Page and application data records:
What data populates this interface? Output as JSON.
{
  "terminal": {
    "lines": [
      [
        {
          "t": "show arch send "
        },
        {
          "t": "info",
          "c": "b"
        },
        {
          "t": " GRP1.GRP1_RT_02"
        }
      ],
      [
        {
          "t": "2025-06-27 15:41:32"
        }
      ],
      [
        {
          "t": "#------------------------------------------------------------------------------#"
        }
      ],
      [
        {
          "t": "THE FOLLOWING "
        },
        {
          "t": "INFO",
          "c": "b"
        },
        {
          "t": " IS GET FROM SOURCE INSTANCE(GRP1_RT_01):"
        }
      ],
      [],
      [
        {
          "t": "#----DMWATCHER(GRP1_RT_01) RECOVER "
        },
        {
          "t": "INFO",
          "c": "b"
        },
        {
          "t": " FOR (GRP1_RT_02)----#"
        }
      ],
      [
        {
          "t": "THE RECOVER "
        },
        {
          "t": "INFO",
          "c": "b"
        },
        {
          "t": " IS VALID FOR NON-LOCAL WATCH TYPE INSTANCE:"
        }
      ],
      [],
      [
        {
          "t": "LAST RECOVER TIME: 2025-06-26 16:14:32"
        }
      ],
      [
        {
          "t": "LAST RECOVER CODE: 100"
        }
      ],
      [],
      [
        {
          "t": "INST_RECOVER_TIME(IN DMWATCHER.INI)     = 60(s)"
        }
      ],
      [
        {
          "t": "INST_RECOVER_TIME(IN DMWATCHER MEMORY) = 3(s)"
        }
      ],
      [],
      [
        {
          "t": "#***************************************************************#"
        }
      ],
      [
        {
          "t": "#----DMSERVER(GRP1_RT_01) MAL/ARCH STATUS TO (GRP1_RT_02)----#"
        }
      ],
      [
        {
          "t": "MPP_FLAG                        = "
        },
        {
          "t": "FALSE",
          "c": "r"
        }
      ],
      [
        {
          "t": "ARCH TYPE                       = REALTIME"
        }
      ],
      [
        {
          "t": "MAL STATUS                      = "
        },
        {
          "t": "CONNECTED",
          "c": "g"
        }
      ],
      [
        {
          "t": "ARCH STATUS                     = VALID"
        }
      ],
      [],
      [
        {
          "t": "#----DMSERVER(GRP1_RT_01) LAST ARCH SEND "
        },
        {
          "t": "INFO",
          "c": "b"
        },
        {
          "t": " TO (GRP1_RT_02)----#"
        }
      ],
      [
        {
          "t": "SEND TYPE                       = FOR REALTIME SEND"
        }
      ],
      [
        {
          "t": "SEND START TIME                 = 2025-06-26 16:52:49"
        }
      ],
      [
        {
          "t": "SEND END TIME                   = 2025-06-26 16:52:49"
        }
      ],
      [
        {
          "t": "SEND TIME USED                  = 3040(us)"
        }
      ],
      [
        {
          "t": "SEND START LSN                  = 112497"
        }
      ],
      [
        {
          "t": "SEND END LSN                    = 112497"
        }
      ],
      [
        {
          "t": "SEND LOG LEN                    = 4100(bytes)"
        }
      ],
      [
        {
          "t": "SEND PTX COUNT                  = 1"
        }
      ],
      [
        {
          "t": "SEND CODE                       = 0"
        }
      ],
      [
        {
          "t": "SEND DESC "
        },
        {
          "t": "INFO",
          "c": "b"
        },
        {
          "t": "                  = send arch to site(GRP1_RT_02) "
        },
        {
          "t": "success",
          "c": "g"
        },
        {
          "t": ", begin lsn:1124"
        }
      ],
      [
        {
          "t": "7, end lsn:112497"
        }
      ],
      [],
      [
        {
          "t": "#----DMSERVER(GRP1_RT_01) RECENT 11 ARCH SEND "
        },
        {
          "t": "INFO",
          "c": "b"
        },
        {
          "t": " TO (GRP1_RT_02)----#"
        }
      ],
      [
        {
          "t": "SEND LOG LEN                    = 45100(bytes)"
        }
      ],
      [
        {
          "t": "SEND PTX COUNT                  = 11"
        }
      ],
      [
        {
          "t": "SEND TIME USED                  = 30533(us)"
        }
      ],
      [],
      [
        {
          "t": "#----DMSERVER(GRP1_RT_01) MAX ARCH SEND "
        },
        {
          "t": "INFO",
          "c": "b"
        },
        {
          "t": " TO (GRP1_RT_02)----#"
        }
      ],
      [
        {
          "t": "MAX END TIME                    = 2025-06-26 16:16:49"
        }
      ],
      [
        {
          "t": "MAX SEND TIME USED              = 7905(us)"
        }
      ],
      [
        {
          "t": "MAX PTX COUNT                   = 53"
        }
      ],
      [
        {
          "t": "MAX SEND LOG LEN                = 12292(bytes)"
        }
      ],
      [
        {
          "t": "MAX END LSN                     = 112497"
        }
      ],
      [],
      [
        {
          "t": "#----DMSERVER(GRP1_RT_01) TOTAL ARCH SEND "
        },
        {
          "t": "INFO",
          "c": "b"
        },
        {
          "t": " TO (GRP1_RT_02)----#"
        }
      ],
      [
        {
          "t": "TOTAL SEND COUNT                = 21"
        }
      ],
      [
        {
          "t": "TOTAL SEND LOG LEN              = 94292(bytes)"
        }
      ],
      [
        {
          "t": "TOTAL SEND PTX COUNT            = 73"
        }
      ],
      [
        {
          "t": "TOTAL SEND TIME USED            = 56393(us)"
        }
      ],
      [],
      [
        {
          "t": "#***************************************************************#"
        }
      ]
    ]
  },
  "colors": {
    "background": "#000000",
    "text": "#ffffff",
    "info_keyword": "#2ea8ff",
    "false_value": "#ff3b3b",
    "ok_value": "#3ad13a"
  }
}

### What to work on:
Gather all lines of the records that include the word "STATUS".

### Answer to this task:
          "t": "#----DMSERVER(GRP1_RT_01) MAL/ARCH STATUS TO (GRP1_RT_02)----#"
          "t": "MAL STATUS                      = "
          "t": "ARCH STATUS                     = VALID"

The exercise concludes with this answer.